Trimble introduced its EZ-Boom control system in 1996, which could control up to 10 sections. Today, with the company’s Tru Application Control (TAC) system, operators can handle up to 24 sections. “Being able to control more sections allows users to shut off more sections individually for finer control,” says Heraud. This feature is particularly helpful for irregular borders, terraces, or waterways.
Like many precision manufacturers, Topcon offers two levels of products. Basic systems like the System 110 can be expanded with modules such as the ASC-10 (new last year) that now allows operators to do rate control as well as auto section control for up to 10 sections. It runs off Topcon’s GX45 display. The company’s more advanced System 250 is based around the X20 console, basically “an office in the cab,” explains Mike Gomes, director, Global Marketing & OEM’s – Agriculture. It can handle auto section control for up to 30 sections.
Operators can configure TeeJet Technologies’ Swath Manager 5 to achieve zero overlap, zero skips, or 50% of section width overlap. The chemical savings from eliminating double applications can easily reach 10% or more, notes Scott Lauher, product manager.
“The future of this technology will be for manufacturers to reduce the width of boom sections — which creates more of them — but they shut off quicker,” says Case’s Lehmann. “You don’t need a full 15-foot boom section in an area before it shuts down; the smaller the section, the greater the savings realized.”

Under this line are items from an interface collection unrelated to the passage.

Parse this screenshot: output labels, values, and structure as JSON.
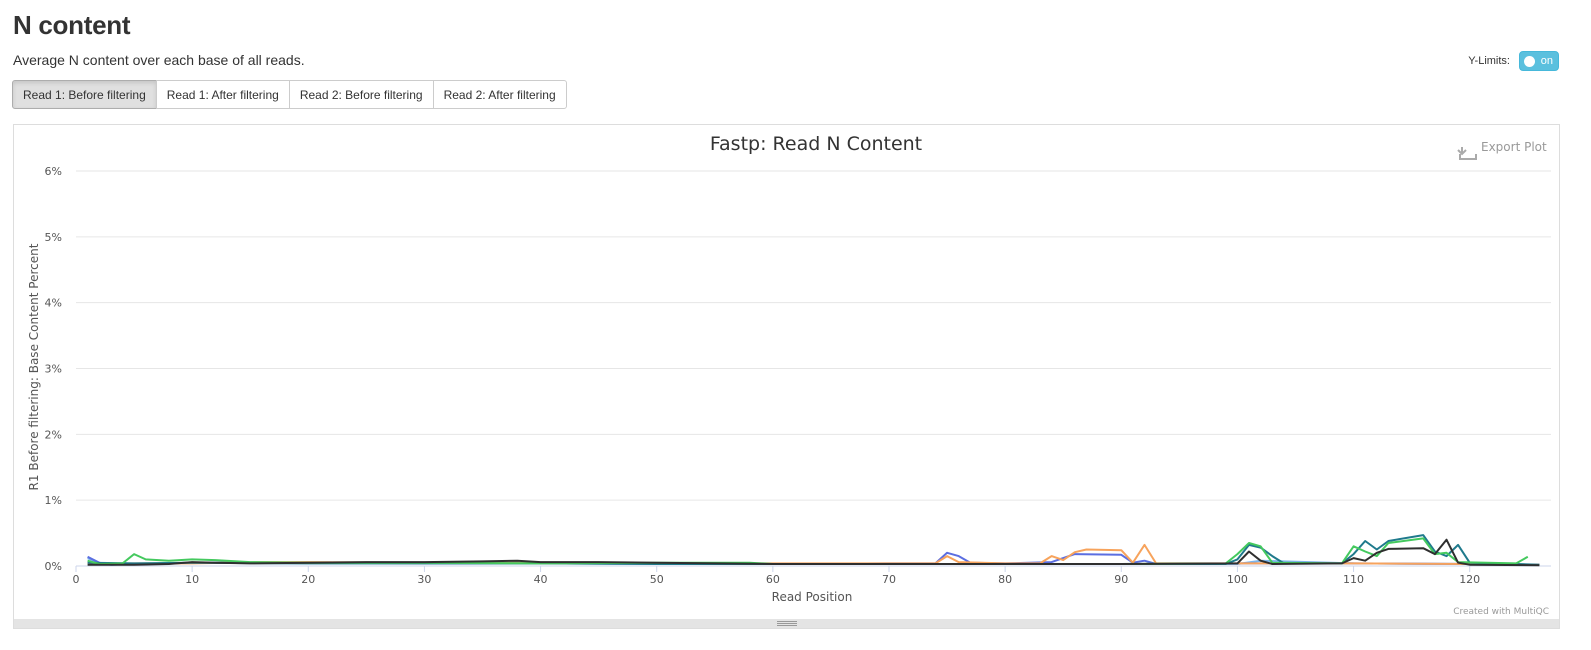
{
  "page": {
    "title": "N content",
    "description": "Average N content over each base of all reads.",
    "ylimits_label": "Y-Limits:",
    "ylimits_state": "on"
  },
  "tabs": [
    {
      "label": "Read 1: Before filtering",
      "active": true
    },
    {
      "label": "Read 1: After filtering",
      "active": false
    },
    {
      "label": "Read 2: Before filtering",
      "active": false
    },
    {
      "label": "Read 2: After filtering",
      "active": false
    }
  ],
  "plot": {
    "export_label": "Export Plot",
    "credit": "Created with MultiQC"
  },
  "chart_data": {
    "type": "line",
    "title": "Fastp: Read N Content",
    "xlabel": "Read Position",
    "ylabel": "R1 Before filtering: Base Content Percent",
    "xlim": [
      0,
      127
    ],
    "ylim": [
      0,
      6
    ],
    "xticks": [
      "0",
      "10",
      "20",
      "30",
      "40",
      "50",
      "60",
      "70",
      "80",
      "90",
      "100",
      "110",
      "120"
    ],
    "yticks": [
      "0%",
      "1%",
      "2%",
      "3%",
      "4%",
      "5%",
      "6%"
    ],
    "grid": true,
    "series": [
      {
        "color": "#7cb5ec",
        "points": [
          [
            1,
            0.12
          ],
          [
            2,
            0.04
          ],
          [
            3,
            0.02
          ],
          [
            5,
            0.03
          ],
          [
            10,
            0.05
          ],
          [
            20,
            0.04
          ],
          [
            30,
            0.04
          ],
          [
            40,
            0.04
          ],
          [
            50,
            0.03
          ],
          [
            60,
            0.03
          ],
          [
            70,
            0.03
          ],
          [
            80,
            0.03
          ],
          [
            90,
            0.03
          ],
          [
            100,
            0.03
          ],
          [
            102,
            0.08
          ],
          [
            110,
            0.04
          ],
          [
            120,
            0.03
          ],
          [
            126,
            0.02
          ]
        ]
      },
      {
        "color": "#5b6ee1",
        "points": [
          [
            1,
            0.14
          ],
          [
            2,
            0.05
          ],
          [
            3,
            0.02
          ],
          [
            5,
            0.03
          ],
          [
            10,
            0.05
          ],
          [
            20,
            0.05
          ],
          [
            30,
            0.04
          ],
          [
            40,
            0.04
          ],
          [
            50,
            0.04
          ],
          [
            60,
            0.03
          ],
          [
            70,
            0.04
          ],
          [
            74,
            0.04
          ],
          [
            75,
            0.2
          ],
          [
            76,
            0.15
          ],
          [
            77,
            0.05
          ],
          [
            80,
            0.04
          ],
          [
            84,
            0.06
          ],
          [
            86,
            0.18
          ],
          [
            90,
            0.17
          ],
          [
            91,
            0.05
          ],
          [
            92,
            0.08
          ],
          [
            93,
            0.03
          ],
          [
            100,
            0.04
          ],
          [
            110,
            0.04
          ],
          [
            120,
            0.03
          ],
          [
            126,
            0.02
          ]
        ]
      },
      {
        "color": "#f7a35c",
        "points": [
          [
            1,
            0.05
          ],
          [
            2,
            0.03
          ],
          [
            5,
            0.04
          ],
          [
            10,
            0.04
          ],
          [
            16,
            0.06
          ],
          [
            20,
            0.06
          ],
          [
            30,
            0.05
          ],
          [
            40,
            0.05
          ],
          [
            50,
            0.04
          ],
          [
            60,
            0.04
          ],
          [
            70,
            0.04
          ],
          [
            74,
            0.04
          ],
          [
            75,
            0.15
          ],
          [
            76,
            0.06
          ],
          [
            80,
            0.04
          ],
          [
            83,
            0.04
          ],
          [
            84,
            0.15
          ],
          [
            85,
            0.09
          ],
          [
            86,
            0.21
          ],
          [
            87,
            0.25
          ],
          [
            90,
            0.24
          ],
          [
            91,
            0.05
          ],
          [
            92,
            0.32
          ],
          [
            93,
            0.04
          ],
          [
            100,
            0.04
          ],
          [
            110,
            0.04
          ],
          [
            120,
            0.03
          ],
          [
            126,
            0.02
          ]
        ]
      },
      {
        "color": "#1f7a8c",
        "points": [
          [
            1,
            0.05
          ],
          [
            5,
            0.04
          ],
          [
            10,
            0.05
          ],
          [
            20,
            0.04
          ],
          [
            30,
            0.04
          ],
          [
            40,
            0.04
          ],
          [
            50,
            0.03
          ],
          [
            60,
            0.03
          ],
          [
            70,
            0.03
          ],
          [
            80,
            0.03
          ],
          [
            90,
            0.03
          ],
          [
            99,
            0.03
          ],
          [
            100,
            0.1
          ],
          [
            101,
            0.32
          ],
          [
            102,
            0.28
          ],
          [
            103,
            0.15
          ],
          [
            104,
            0.04
          ],
          [
            109,
            0.04
          ],
          [
            110,
            0.18
          ],
          [
            111,
            0.38
          ],
          [
            112,
            0.25
          ],
          [
            113,
            0.38
          ],
          [
            116,
            0.47
          ],
          [
            117,
            0.22
          ],
          [
            118,
            0.15
          ],
          [
            119,
            0.32
          ],
          [
            120,
            0.05
          ],
          [
            126,
            0.02
          ]
        ]
      },
      {
        "color": "#44c95e",
        "points": [
          [
            1,
            0.08
          ],
          [
            2,
            0.03
          ],
          [
            4,
            0.04
          ],
          [
            5,
            0.18
          ],
          [
            6,
            0.1
          ],
          [
            8,
            0.08
          ],
          [
            10,
            0.1
          ],
          [
            12,
            0.09
          ],
          [
            15,
            0.06
          ],
          [
            20,
            0.05
          ],
          [
            30,
            0.05
          ],
          [
            40,
            0.04
          ],
          [
            50,
            0.05
          ],
          [
            58,
            0.05
          ],
          [
            60,
            0.03
          ],
          [
            70,
            0.03
          ],
          [
            80,
            0.03
          ],
          [
            90,
            0.03
          ],
          [
            99,
            0.04
          ],
          [
            100,
            0.18
          ],
          [
            101,
            0.35
          ],
          [
            102,
            0.3
          ],
          [
            103,
            0.05
          ],
          [
            109,
            0.04
          ],
          [
            110,
            0.3
          ],
          [
            111,
            0.22
          ],
          [
            112,
            0.15
          ],
          [
            113,
            0.35
          ],
          [
            116,
            0.42
          ],
          [
            117,
            0.18
          ],
          [
            118,
            0.2
          ],
          [
            119,
            0.06
          ],
          [
            124,
            0.04
          ],
          [
            125,
            0.14
          ]
        ]
      },
      {
        "color": "#2f2f2f",
        "points": [
          [
            1,
            0.02
          ],
          [
            2,
            0.02
          ],
          [
            5,
            0.02
          ],
          [
            8,
            0.03
          ],
          [
            10,
            0.06
          ],
          [
            12,
            0.05
          ],
          [
            15,
            0.04
          ],
          [
            20,
            0.05
          ],
          [
            25,
            0.06
          ],
          [
            30,
            0.06
          ],
          [
            35,
            0.07
          ],
          [
            38,
            0.08
          ],
          [
            40,
            0.06
          ],
          [
            45,
            0.06
          ],
          [
            50,
            0.05
          ],
          [
            60,
            0.03
          ],
          [
            70,
            0.03
          ],
          [
            80,
            0.03
          ],
          [
            90,
            0.03
          ],
          [
            100,
            0.04
          ],
          [
            101,
            0.22
          ],
          [
            102,
            0.08
          ],
          [
            103,
            0.03
          ],
          [
            109,
            0.04
          ],
          [
            110,
            0.12
          ],
          [
            111,
            0.08
          ],
          [
            112,
            0.2
          ],
          [
            113,
            0.26
          ],
          [
            116,
            0.27
          ],
          [
            117,
            0.18
          ],
          [
            118,
            0.4
          ],
          [
            119,
            0.05
          ],
          [
            120,
            0.02
          ],
          [
            126,
            0.01
          ]
        ]
      }
    ]
  }
}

Heraud at Trimble notes that cutting-edge operators today are doing section control covering two or three rows per section. In the future, the trend will go toward individual row control. “And a state-of-the-art, 90-foot sprayer today has maybe seven sections. In the next few years, the sections will go from 12-foot to 10-foot to 5-foot to individual nozzles,” he describes.